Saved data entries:
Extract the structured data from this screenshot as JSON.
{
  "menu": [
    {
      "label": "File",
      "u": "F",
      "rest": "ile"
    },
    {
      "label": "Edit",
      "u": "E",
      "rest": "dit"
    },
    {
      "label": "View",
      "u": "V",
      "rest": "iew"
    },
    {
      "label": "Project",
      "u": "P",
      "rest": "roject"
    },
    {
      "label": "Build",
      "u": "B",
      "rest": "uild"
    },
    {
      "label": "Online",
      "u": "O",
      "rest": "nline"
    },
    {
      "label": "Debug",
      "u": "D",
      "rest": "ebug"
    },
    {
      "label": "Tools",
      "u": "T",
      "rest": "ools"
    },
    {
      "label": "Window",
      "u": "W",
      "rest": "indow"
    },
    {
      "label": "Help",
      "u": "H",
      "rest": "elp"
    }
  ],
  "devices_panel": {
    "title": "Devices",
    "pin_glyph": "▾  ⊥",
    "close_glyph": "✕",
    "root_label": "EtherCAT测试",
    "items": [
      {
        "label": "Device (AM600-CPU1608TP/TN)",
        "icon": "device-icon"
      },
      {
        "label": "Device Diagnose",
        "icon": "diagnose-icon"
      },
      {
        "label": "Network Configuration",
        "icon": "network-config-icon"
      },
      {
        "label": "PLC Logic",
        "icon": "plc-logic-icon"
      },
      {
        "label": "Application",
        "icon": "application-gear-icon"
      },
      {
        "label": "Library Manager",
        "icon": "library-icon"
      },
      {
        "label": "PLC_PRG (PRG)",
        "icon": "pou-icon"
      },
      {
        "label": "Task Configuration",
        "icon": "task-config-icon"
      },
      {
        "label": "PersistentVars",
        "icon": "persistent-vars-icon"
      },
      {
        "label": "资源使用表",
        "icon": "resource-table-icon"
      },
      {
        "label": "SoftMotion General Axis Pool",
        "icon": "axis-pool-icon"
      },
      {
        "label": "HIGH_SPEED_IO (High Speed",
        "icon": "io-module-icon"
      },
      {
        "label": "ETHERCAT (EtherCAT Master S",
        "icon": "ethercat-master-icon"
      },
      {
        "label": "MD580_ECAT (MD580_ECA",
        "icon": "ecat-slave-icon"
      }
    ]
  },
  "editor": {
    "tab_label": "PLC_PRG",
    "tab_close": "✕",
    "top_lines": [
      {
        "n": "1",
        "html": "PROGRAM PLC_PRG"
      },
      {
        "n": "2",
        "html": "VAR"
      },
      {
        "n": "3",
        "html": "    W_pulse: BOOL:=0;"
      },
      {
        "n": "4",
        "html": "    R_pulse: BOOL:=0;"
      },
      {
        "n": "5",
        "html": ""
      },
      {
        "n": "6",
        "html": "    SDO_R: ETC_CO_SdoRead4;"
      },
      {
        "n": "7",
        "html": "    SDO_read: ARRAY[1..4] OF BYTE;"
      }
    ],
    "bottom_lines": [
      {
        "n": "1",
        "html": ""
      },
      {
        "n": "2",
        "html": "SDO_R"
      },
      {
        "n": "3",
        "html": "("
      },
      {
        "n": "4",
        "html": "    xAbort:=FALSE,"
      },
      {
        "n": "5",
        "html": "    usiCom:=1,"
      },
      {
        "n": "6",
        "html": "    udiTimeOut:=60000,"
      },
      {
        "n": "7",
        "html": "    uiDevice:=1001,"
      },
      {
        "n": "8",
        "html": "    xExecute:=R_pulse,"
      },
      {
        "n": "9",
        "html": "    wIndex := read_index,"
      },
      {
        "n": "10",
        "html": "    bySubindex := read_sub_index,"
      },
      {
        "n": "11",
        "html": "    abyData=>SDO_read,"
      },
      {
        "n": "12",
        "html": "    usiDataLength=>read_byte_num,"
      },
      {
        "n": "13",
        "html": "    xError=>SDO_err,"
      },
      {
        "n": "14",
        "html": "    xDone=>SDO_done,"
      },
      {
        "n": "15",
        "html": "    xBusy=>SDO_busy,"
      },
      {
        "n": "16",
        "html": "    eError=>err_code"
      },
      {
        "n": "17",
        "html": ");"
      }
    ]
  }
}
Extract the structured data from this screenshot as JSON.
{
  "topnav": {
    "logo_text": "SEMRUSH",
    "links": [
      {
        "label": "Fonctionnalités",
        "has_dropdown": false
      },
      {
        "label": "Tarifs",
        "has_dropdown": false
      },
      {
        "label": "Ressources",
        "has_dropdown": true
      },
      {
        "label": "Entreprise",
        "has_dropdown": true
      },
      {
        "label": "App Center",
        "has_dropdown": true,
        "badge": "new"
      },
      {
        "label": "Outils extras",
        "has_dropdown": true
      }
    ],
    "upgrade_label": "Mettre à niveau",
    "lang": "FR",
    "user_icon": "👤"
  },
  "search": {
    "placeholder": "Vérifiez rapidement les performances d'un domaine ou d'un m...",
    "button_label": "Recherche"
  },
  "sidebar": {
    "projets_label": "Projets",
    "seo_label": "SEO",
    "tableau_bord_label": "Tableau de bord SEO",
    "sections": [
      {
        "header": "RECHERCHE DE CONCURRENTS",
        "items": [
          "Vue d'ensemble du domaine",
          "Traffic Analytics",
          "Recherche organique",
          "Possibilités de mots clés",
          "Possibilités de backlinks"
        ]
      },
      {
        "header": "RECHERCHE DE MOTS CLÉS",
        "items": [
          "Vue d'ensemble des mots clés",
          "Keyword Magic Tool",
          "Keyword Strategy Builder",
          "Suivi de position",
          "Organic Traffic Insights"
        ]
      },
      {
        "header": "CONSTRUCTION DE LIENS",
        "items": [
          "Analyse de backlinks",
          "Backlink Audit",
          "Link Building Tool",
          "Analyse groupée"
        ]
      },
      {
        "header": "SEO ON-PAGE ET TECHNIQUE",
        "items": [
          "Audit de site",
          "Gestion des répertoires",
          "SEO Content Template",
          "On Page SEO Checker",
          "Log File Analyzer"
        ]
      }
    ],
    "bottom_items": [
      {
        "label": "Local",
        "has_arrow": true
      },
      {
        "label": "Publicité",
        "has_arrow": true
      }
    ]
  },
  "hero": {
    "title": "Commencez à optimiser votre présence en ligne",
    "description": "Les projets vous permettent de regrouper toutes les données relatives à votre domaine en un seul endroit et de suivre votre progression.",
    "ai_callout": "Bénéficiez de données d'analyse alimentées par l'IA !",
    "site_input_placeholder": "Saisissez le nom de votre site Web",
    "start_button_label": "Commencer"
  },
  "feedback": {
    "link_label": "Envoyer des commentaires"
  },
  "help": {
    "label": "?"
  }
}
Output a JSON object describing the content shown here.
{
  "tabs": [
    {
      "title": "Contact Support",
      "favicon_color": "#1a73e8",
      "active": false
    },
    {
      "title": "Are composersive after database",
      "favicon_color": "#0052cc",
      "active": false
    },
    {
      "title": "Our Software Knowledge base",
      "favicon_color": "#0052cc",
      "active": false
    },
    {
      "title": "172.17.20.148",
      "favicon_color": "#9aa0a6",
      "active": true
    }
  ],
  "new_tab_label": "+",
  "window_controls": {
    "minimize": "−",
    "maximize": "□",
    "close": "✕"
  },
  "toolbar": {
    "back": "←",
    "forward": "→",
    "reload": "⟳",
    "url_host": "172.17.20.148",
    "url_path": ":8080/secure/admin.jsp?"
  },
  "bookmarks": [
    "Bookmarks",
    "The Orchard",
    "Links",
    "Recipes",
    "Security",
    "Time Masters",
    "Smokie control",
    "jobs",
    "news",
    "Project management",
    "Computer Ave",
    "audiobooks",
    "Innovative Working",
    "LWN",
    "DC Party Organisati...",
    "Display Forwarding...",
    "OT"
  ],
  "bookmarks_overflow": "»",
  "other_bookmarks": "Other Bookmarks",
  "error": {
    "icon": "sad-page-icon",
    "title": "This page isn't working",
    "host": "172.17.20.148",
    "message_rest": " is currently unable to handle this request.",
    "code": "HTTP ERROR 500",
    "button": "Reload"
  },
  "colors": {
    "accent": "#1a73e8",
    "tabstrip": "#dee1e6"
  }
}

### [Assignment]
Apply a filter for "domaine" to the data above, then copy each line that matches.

### [Output for this exercise]
    "placeholder": "Vérifiez rapidement les performances d'un domaine ou d'un m...",
          "Vue d'ensemble du domaine",
    "description": "Les projets vous permettent de regrouper toutes les données relatives à votre domaine en un seul endroit et de suivre votre progression.",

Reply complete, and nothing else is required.